**Working data**
#####
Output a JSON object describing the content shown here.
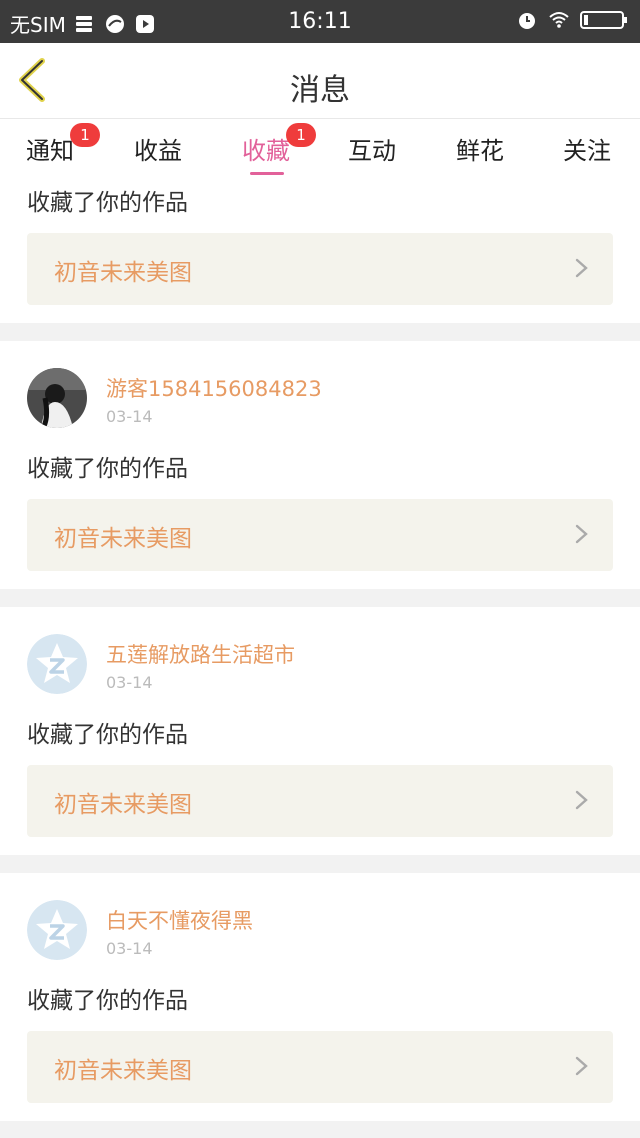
{
  "status_bar": {
    "carrier": "无SIM",
    "time": "16:11"
  },
  "nav": {
    "title": "消息"
  },
  "tabs": [
    {
      "label": "通知",
      "badge": "1"
    },
    {
      "label": "收益"
    },
    {
      "label": "收藏",
      "badge": "1",
      "active": true
    },
    {
      "label": "互动"
    },
    {
      "label": "鲜花"
    },
    {
      "label": "关注"
    }
  ],
  "feed": [
    {
      "action": "收藏了你的作品",
      "work": "初音未来美图"
    },
    {
      "user": "游客1584156084823",
      "date": "03-14",
      "action": "收藏了你的作品",
      "work": "初音未来美图"
    },
    {
      "user": "五莲解放路生活超市",
      "date": "03-14",
      "action": "收藏了你的作品",
      "work": "初音未来美图"
    },
    {
      "user": "白天不懂夜得黑",
      "date": "03-14",
      "action": "收藏了你的作品",
      "work": "初音未来美图"
    }
  ]
}
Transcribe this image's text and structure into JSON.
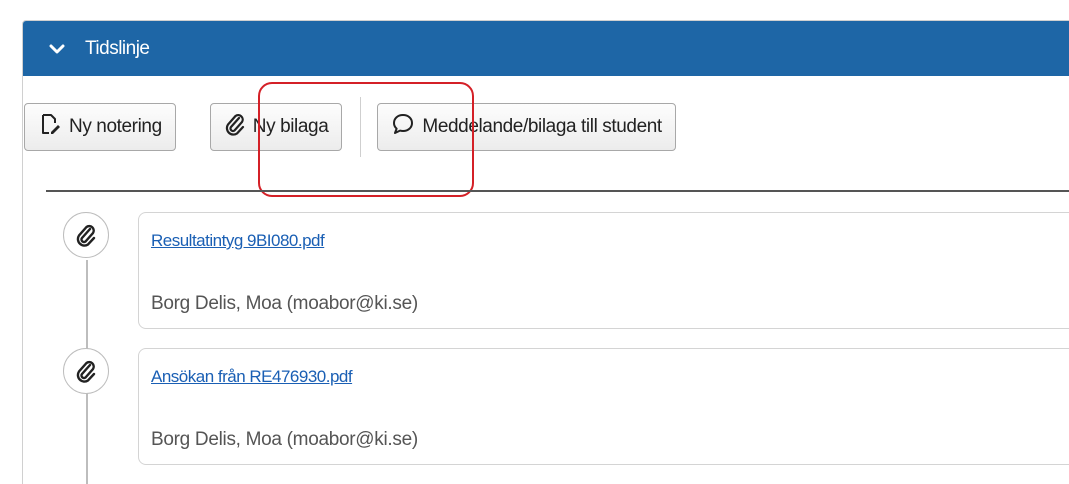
{
  "panel": {
    "title": "Tidslinje"
  },
  "toolbar": {
    "new_note_label": "Ny notering",
    "new_attachment_label": "Ny bilaga",
    "message_label": "Meddelande/bilaga till student"
  },
  "timeline": {
    "items": [
      {
        "file_name": "Resultatintyg 9BI080.pdf",
        "author": "Borg Delis, Moa (moabor@ki.se)",
        "icon": "paperclip-icon"
      },
      {
        "file_name": "Ansökan från RE476930.pdf",
        "author": "Borg Delis, Moa (moabor@ki.se)",
        "icon": "paperclip-icon"
      }
    ]
  },
  "colors": {
    "header_bg": "#1e66a6",
    "highlight": "#d42027",
    "link": "#1a5fb4"
  }
}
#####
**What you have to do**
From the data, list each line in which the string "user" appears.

**Exercise result**
      "user": "游客1584156084823",
      "user": "五莲解放路生活超市",
      "user": "白天不懂夜得黑",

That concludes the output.